Meanwhile, in-zone measures, such as those put forward by PNA, often get the most debate at WCPFC meetings because the islands are actively working to conserve the resource. “But the WCPFC should be focused on the high seas and it starts from the provision of catch and effort data,” Joseph said. “Coastal states are trying to comply (with WCPFC rules) with help from FFA and SPC. “We’re developing monitoring, control and surveillance measures to enforce rules, we are participating in the regional observer program, and we are providing catch and effort data.” But, said Joseph, the islands’ management measures “become the subject of scrutiny and debate at commission meetings and the high seas gets left off the agenda.” As this year’s annual WCPFC meeting approaches, Joseph said PNA and coastal states “have to be optimistic (about the Commission taking action) because we have something on the table.

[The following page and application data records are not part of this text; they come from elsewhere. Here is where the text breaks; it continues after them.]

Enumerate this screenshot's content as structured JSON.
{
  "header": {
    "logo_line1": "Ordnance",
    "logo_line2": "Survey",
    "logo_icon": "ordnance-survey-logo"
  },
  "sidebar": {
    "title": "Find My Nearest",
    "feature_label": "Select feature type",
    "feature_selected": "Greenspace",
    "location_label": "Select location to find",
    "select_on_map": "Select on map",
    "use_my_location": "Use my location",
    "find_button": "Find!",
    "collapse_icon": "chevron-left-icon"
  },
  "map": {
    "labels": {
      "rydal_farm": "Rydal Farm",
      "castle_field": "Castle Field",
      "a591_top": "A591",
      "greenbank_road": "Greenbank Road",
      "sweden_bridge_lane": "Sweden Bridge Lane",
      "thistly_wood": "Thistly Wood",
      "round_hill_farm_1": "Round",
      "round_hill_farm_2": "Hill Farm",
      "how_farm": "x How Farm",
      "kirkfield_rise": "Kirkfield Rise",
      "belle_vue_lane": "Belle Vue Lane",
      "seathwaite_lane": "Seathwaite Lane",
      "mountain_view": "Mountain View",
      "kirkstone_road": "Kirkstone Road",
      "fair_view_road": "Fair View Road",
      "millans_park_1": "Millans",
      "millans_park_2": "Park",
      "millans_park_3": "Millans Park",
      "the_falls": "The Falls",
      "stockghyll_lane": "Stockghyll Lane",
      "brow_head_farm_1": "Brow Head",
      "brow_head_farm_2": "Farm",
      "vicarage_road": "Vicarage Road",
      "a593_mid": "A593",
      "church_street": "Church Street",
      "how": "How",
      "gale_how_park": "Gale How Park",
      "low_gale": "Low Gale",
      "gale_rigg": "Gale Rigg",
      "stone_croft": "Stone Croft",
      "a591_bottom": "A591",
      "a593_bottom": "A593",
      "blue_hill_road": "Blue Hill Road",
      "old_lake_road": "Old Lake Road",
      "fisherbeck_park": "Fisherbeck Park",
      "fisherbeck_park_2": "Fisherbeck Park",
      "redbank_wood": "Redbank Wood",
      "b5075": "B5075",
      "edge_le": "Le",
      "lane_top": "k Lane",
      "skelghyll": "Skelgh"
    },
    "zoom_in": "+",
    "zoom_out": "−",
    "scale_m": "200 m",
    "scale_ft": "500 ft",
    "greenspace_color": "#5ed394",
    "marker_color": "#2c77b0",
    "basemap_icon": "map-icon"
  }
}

We have to capitalize on it. “If our measure is rejected, it will be a rejection by distant water fishing nations of coastal states’ interests and a breach of the WCPFC Treaty’s Article 30 (which requires the WCPFC to ‘give full recognition to the special requirements of developing states parties to this convention, in particular small island developing states’).”


WCPFC’s Hurry said the fisheries management organization has done “some great things” since its formation, including “functioning with the best set of management and monitoring tools of any Regional Fisheries Management Organization,” stronger domestic fisheries agencies, and better scientific knowledge of stocks. “The commission’s legacy and our collective legacy to the Pacific will not be in allowing highly unsustainable, short-term economic returns from this fishery. It will be in our ability to ensure through effective management the long-term conservation and sustainable use of tuna stocks. “The islands can generate greater wealth than they have to-date from the fishery, but the potential to achieve this is being seriously eroded by the continued increase in vessels entering this fishery,” Hurry said. The commission’s annual meeting in early December must take forthright action to reduce catch and effort levels, Hurry said. All commission members, including the Forum islands, must demonstrate this year that they are capable of taking hard decisions for the management of the region’s tuna stocks, Hurry said. “These decisions will mean reduced levels of catch for bigeye tuna, it will mean agreeing to management arrangements for the catch of yellowfin and skipjack tuna, and it will mean capping and reducing the number of vessels in the fishery. “If we as coastal nations want to sustain the resource for the next 50 years, we must insist on a 30 percent reduction in effort and mortality by key tuna species of concern,” Joseph said. These are decisions that can no longer be delayed, say Hurry and Joseph, but which are expected to make for a contentious WCPFC annual meeting.